This brings us back to the discussion we had earlier in the year about Jacob’s ladder. Hashem wants us to be a ladder, with our feet rooted in the earth and our heads reaching for the heavens. We must live life fully, enjoying Hashem’s gifts to humanity, but also remembering where those gifts came from.

Moreover, Hashem, by giving us the Torah, has provided a system of self-discipline to make sure we remember all of that. For example, we should enjoy our food but, through kashrut and the blessings we make before and after meals, we must remember that the Hashem, at the “top of the ladder” is the source of that bounty. Just last week we read about the self-discipline necessary in sexual relationships. Hashem wants us to enjoy that blessing too but within the Torah parameters.

Is it possible to live that way with our “psycho-physical self” rooted to the material world and our “psycho-spiritual self” reaching the heavens? Is it possible, as my teacher often said, “to be in the world but not OF it?

It is possible but it takes work.
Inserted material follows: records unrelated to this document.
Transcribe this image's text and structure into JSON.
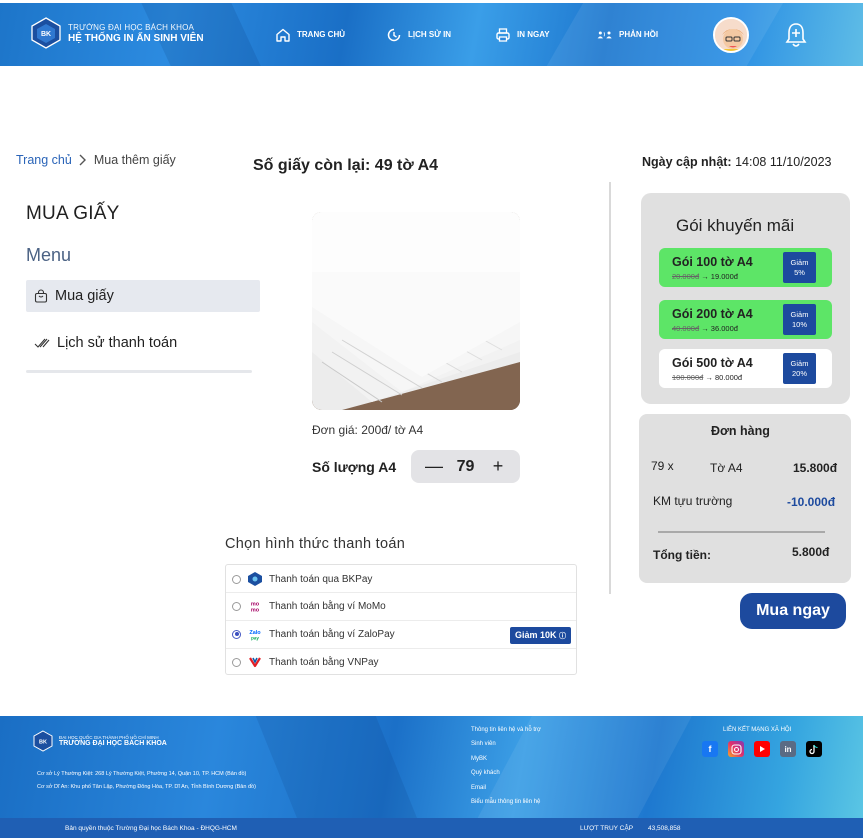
{
  "header": {
    "logo_line1": "TRƯỜNG ĐẠI HỌC BÁCH KHOA",
    "logo_line2": "HỆ THỐNG IN ẤN SINH VIÊN",
    "logo_badge": "BK",
    "nav": [
      {
        "label": "TRANG CHỦ",
        "icon": "home-icon"
      },
      {
        "label": "LỊCH SỬ IN",
        "icon": "history-icon"
      },
      {
        "label": "IN NGAY",
        "icon": "printer-icon"
      },
      {
        "label": "PHẢN HỒI",
        "icon": "feedback-icon"
      }
    ],
    "colors": {
      "primary": "#1d75c9",
      "accent": "#1d4a9e"
    }
  },
  "breadcrumb": {
    "home": "Trang chủ",
    "current": "Mua thêm giấy"
  },
  "remaining": "Số giấy còn lại: 49 tờ A4",
  "updated": {
    "label": "Ngày cập nhật:",
    "value": "14:08 11/10/2023"
  },
  "sidebar": {
    "title": "MUA GIẤY",
    "menu_title": "Menu",
    "items": [
      {
        "label": "Mua giấy",
        "icon": "bag-icon",
        "active": true
      },
      {
        "label": "Lịch sử thanh toán",
        "icon": "double-check-icon",
        "active": false
      }
    ]
  },
  "product": {
    "unit_price": "Đơn giá: 200đ/ tờ A4",
    "quantity_label": "Số lượng A4",
    "quantity": "79",
    "minus": "—",
    "plus": "+"
  },
  "payment": {
    "title": "Chọn hình thức thanh toán",
    "options": [
      {
        "label": "Thanh toán qua BKPay",
        "selected": false
      },
      {
        "label": "Thanh toán bằng ví MoMo",
        "selected": false
      },
      {
        "label": "Thanh toán bằng ví ZaloPay",
        "selected": true,
        "badge": "Giảm 10K"
      },
      {
        "label": "Thanh toán bằng VNPay",
        "selected": false
      }
    ]
  },
  "promo": {
    "title": "Gói khuyến mãi",
    "packages": [
      {
        "name": "Gói 100 tờ A4",
        "old_price": "20.000đ",
        "new_price": "→ 19.000đ",
        "off_label": "Giảm",
        "off_value": "5%",
        "color": "#5de567"
      },
      {
        "name": "Gói 200 tờ A4",
        "old_price": "40.000đ",
        "new_price": "→ 36.000đ",
        "off_label": "Giảm",
        "off_value": "10%",
        "color": "#5de567"
      },
      {
        "name": "Gói 500 tờ A4",
        "old_price": "100.000đ",
        "new_price": "→ 80.000đ",
        "off_label": "Giảm",
        "off_value": "20%",
        "color": "#ffffff"
      }
    ]
  },
  "order": {
    "title": "Đơn hàng",
    "qty": "79 x",
    "item": "Tờ A4",
    "item_total": "15.800đ",
    "promo_label": "KM tựu trường",
    "promo_value": "-10.000đ",
    "total_label": "Tổng tiền:",
    "total_value": "5.800đ"
  },
  "buy_button": "Mua ngay",
  "footer": {
    "logo_line1": "ĐẠI HỌC QUỐC GIA THÀNH PHỐ HỒ CHÍ MINH",
    "logo_line2": "TRƯỜNG ĐẠI HỌC BÁCH KHOA",
    "address1": "Cơ sở Lý Thường Kiệt: 268 Lý Thường Kiệt, Phường 14, Quận 10, TP. HCM (Bản đồ)",
    "address2": "Cơ sở Dĩ An: Khu phố Tân Lập, Phường Đông Hòa, TP. Dĩ An, Tỉnh Bình Dương (Bản đồ)",
    "links": [
      "Thông tin liên hệ và hỗ trợ",
      "Sinh viên",
      "MyBK",
      "Quý khách",
      "Email",
      "Biểu mẫu thông tin liên hệ"
    ],
    "social_title": "LIÊN KẾT MẠNG XÃ HỘI",
    "social": [
      "f",
      "ig",
      "yt",
      "in",
      "tt"
    ],
    "copyright": "Bản quyền thuộc Trường Đại học Bách Khoa - ĐHQG-HCM",
    "visits_label": "LƯỢT TRUY CẬP",
    "visits_value": "43,508,858"
  }
}
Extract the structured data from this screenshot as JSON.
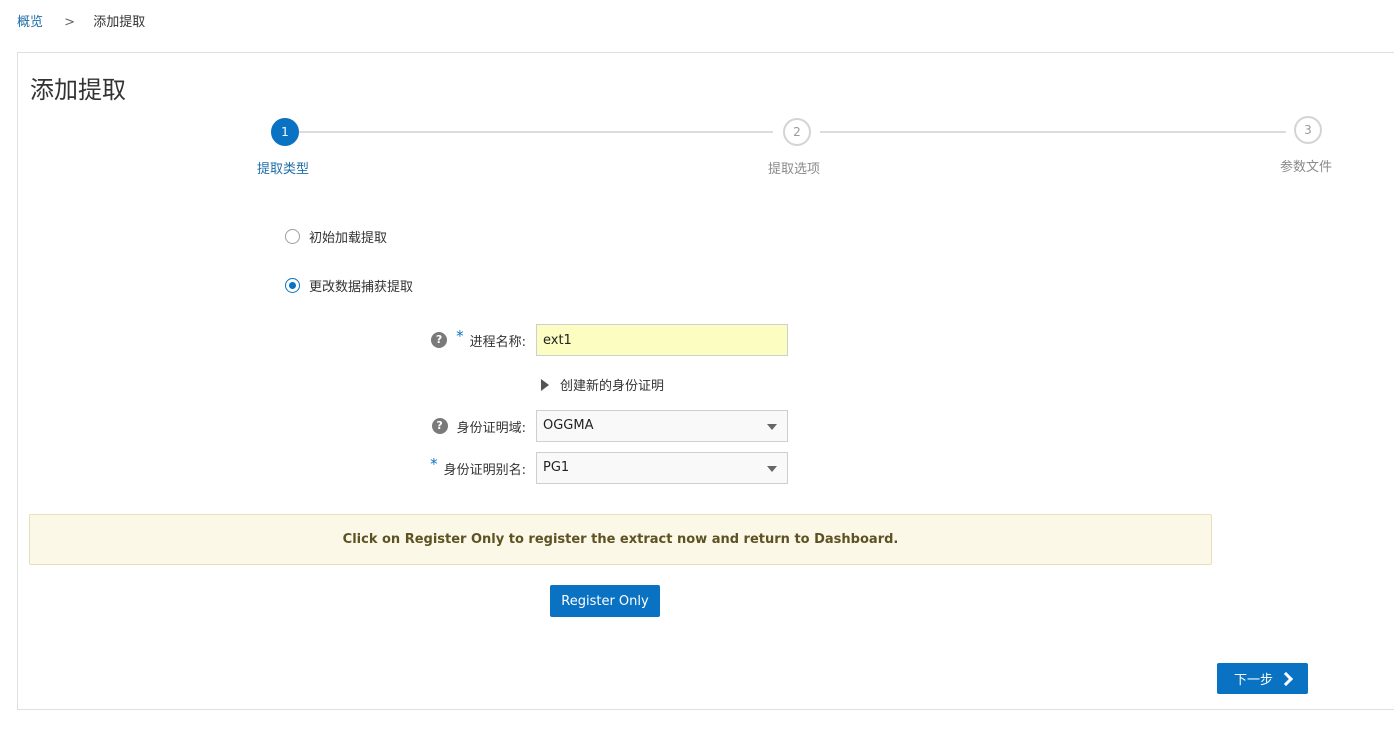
{
  "breadcrumb": {
    "home": "概览",
    "separator": ">",
    "current": "添加提取"
  },
  "page": {
    "title": "添加提取"
  },
  "stepper": {
    "steps": [
      {
        "number": "1",
        "label": "提取类型",
        "state": "active"
      },
      {
        "number": "2",
        "label": "提取选项",
        "state": "inactive"
      },
      {
        "number": "3",
        "label": "参数文件",
        "state": "inactive"
      }
    ]
  },
  "extract_type": {
    "options": [
      {
        "label": "初始加载提取",
        "checked": false
      },
      {
        "label": "更改数据捕获提取",
        "checked": true
      }
    ]
  },
  "form": {
    "process_name": {
      "label": "进程名称:",
      "value": "ext1",
      "required": true,
      "has_help": true
    },
    "create_credential": {
      "label": "创建新的身份证明"
    },
    "credential_domain": {
      "label": "身份证明域:",
      "value": "OGGMA",
      "required": false,
      "has_help": true
    },
    "credential_alias": {
      "label": "身份证明别名:",
      "value": "PG1",
      "required": true,
      "has_help": false
    },
    "help_glyph": "?",
    "required_mark": "*"
  },
  "info_message": "Click on Register Only to register the extract now and return to Dashboard.",
  "buttons": {
    "register_only": "Register Only",
    "next": "下一步"
  },
  "colors": {
    "accent": "#0a72c2",
    "link": "#1d6ea8",
    "input_highlight": "#fbfdc1",
    "info_bg": "#fbf8e7",
    "info_border": "#eadfb8"
  }
}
And one of the great by-products of it is that we will also be able to deal with life’s problems more effectively because we see them in a different way.
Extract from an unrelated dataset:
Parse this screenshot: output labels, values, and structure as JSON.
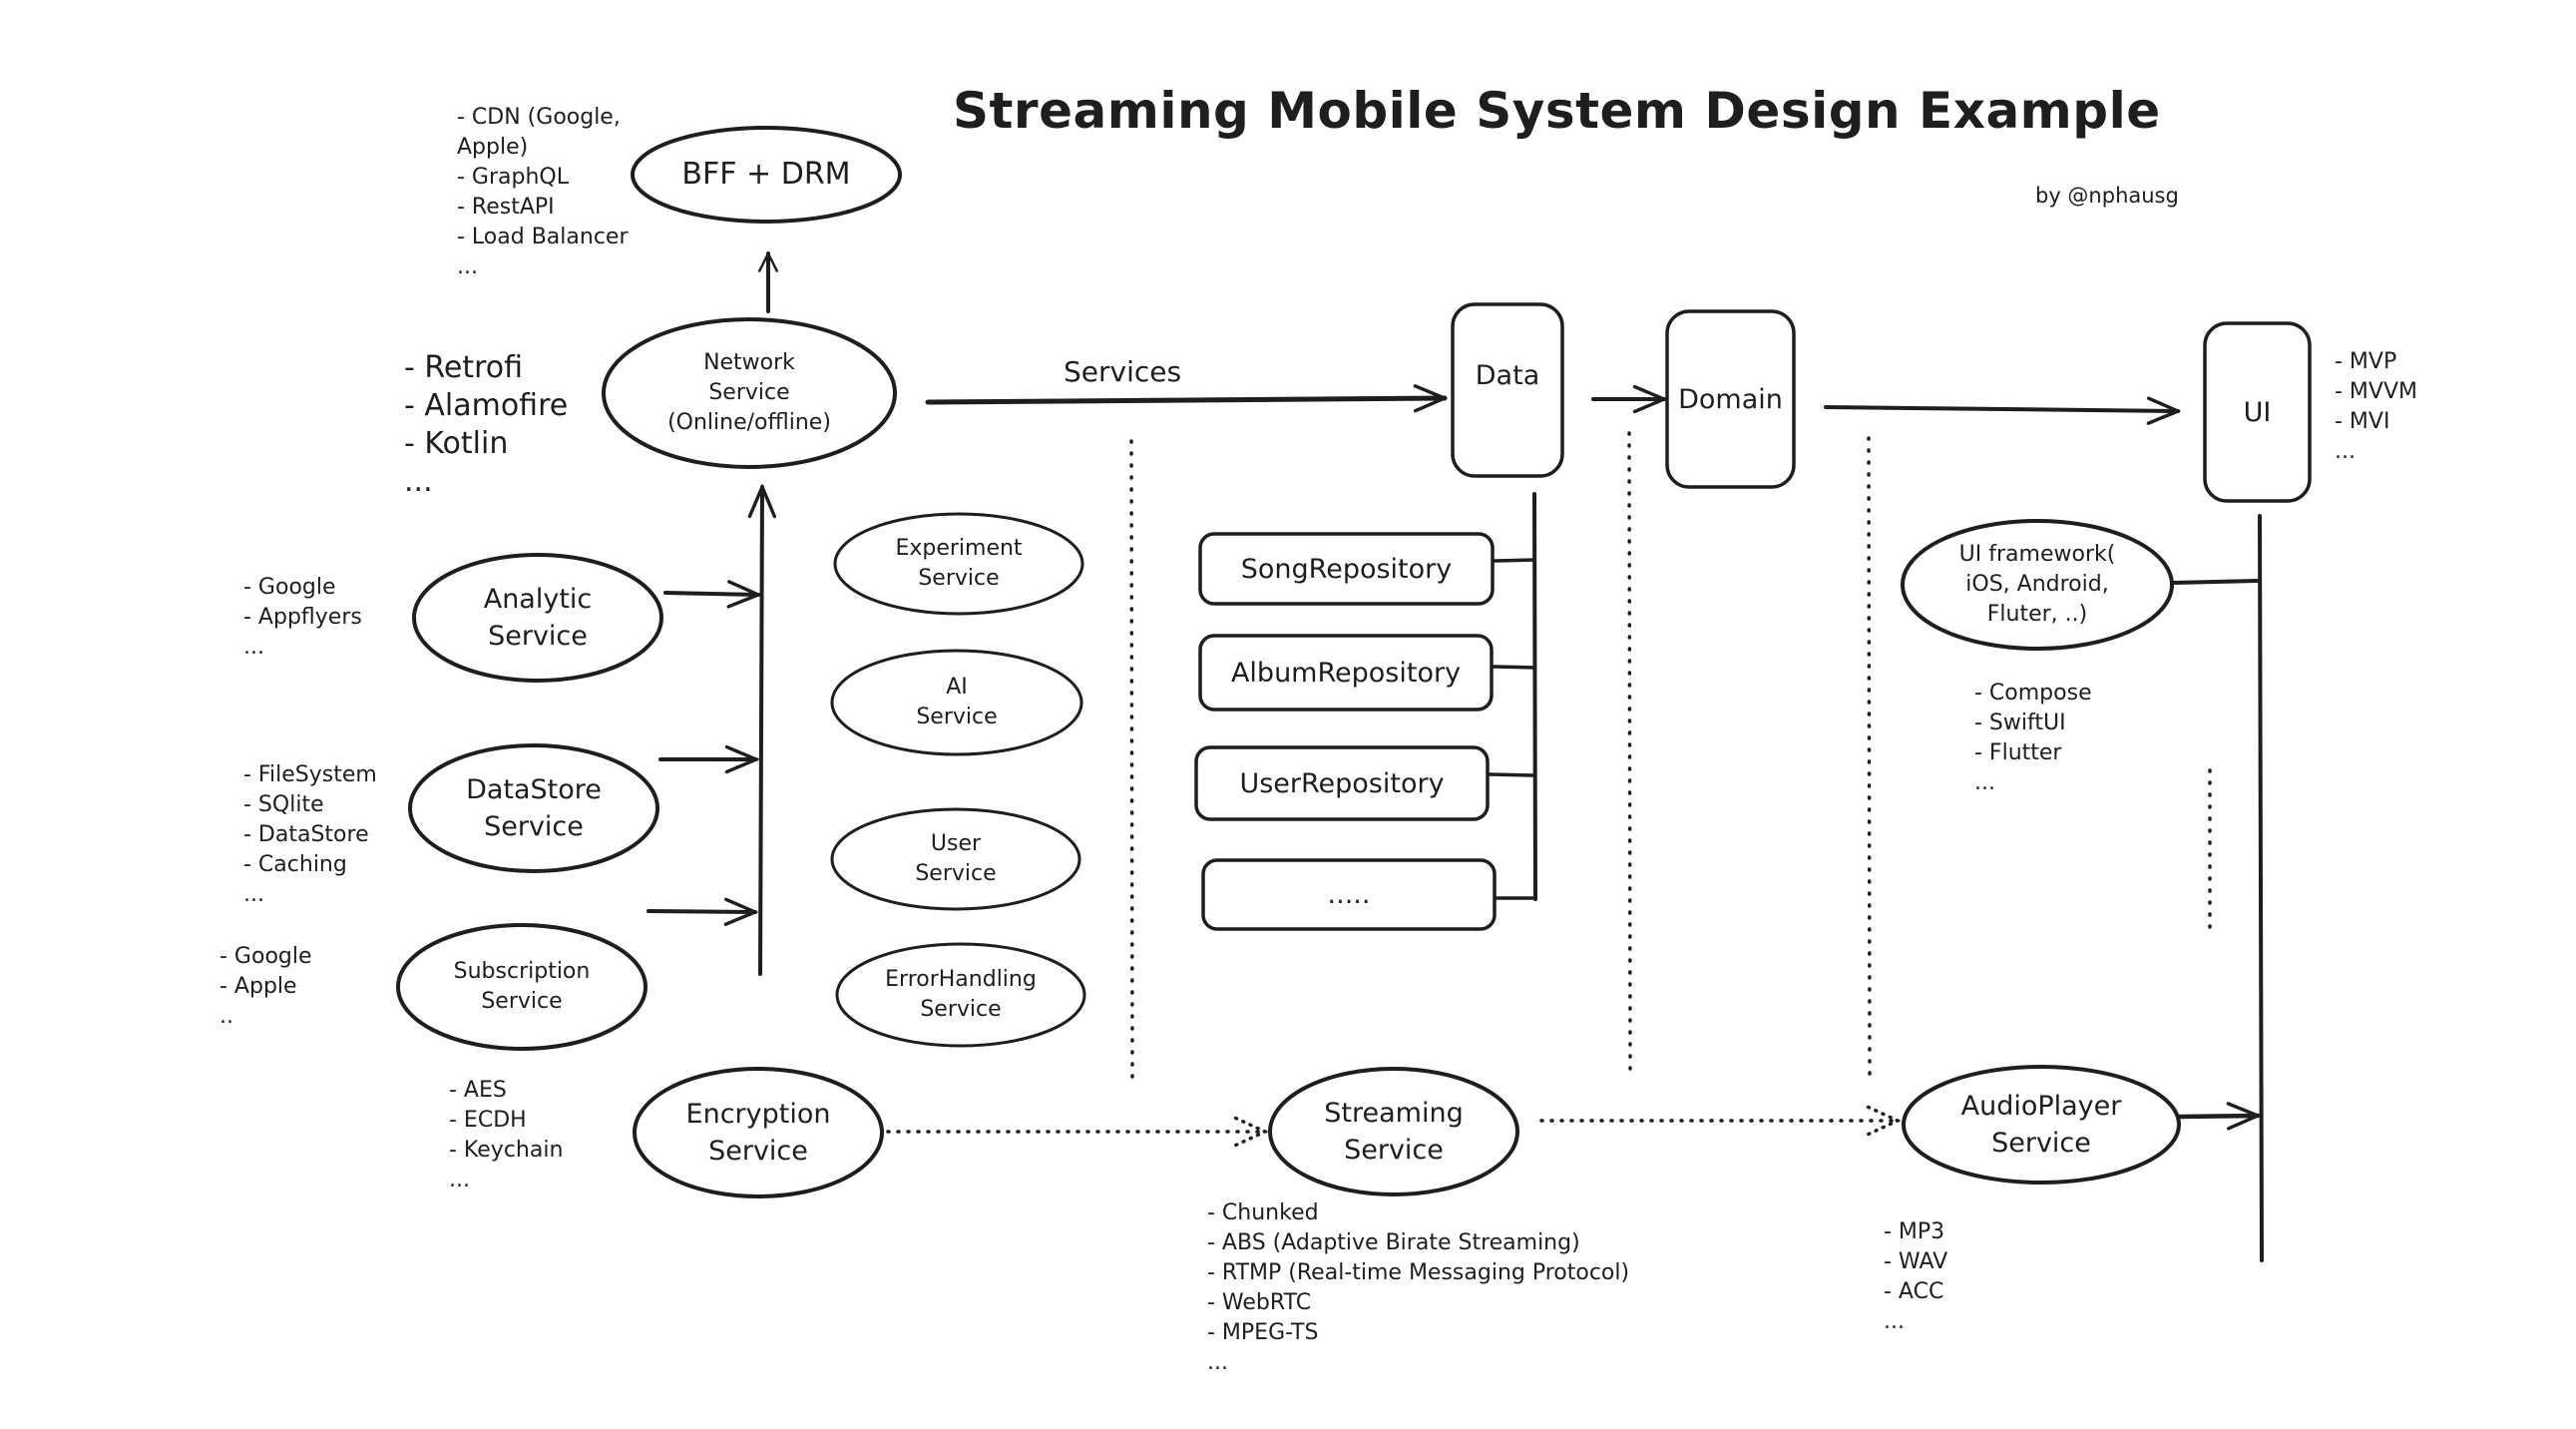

C. G. Jung, the eminent psychologist provides some insight into the problem in his commentary on The Secret of the Golden Flower, a Chinese book of life and meditation. He writes:

“I have often seen individuals who simply outgrew a problem which had destroyed others. This ‘outgrowing’, as I called it previously, revealed itself on further experience to be the raising of the level of consciousness. Some higher or wider interest arose on the person’s horizon, and through the widening of his view, the insoluble problem, lost its urgency. It was not solved logically in its own terms, but faded out in contrast to a new and stronger life-tendency. It was not repressed and made unconscious, but merely appeared in a different light, and so became different itself. What, on a lower level, had led to the wildest conflicts and emotions full of panic, viewed from the higher level of the personality, now seemed like a storm in the valley seen from a high mountain top. This does not mean that the thunderstorm is robbed of its reality; it means that instead of being in it, one is now above it.”

TaShih’s original inspiration of Tora Dojo is the perfect example of this. As we all know, martial arts can be done on the lowest level possible: street fighting, training of bullies, fighting for trophy winning and not to achieve an outer, as well as an inner, perfection of mind and body.

TaShih not only teaches martial arts on the highest level but adds a Jewish spiritual dimension to it as well. Rooted to the earth but with its head reaching for the heavens.

The very fact that you are practicing Tora Dojo or reading this Tora-Torah is an indication of your operating from a “higher” position on the mountain.

If we could practice Tora Dojo karate that way, it would leave only one more thing to do: practice living the rest of our lives, and practicing our Judaism, that way too.

"Tora-Torah" is a weekly column on Parshat Hashavua with insights into the inner aspects of the Jewish martial arts as founded and taught by Grand Master H. I. Sober in the International Tora Dojo Martial Arts Association. The copyrighted 'Tora tiger' logo is used with permission of Prof. H. I. Sober.

"Tora-Torah" is written or edited by Michael Andron, PhD. Lao Shih, a Seventh Degree Black Belt in the Tora Dojo Association. He has been teaching Grand Master Sober's system for over 30 years.

Note that the Tora Dojo comments are highlighted in a different color. This should help teachers in their sharing Tora-Torah with younger students at their level of comprehension. If any of you would like to contribute some "Torah" from time to time, send your suggestions (keep 'em short and ... in by Sunday, please) to michael@kodesh.org. I'll try to keep it simple and with a good Tora Dojo lesson as well.

"Tora-Torah" is published by Kodesh, Inc. Kodesh is a non-profit organization devoted to personal growth, mind-body effectiveness training, spiritual awareness. It offers programs to help the student "alter the state of his/her consciousness" through education, experience and joyful celebration.

© 2000 Michael Andron - All rights reserved.
email: michael@kodesh.org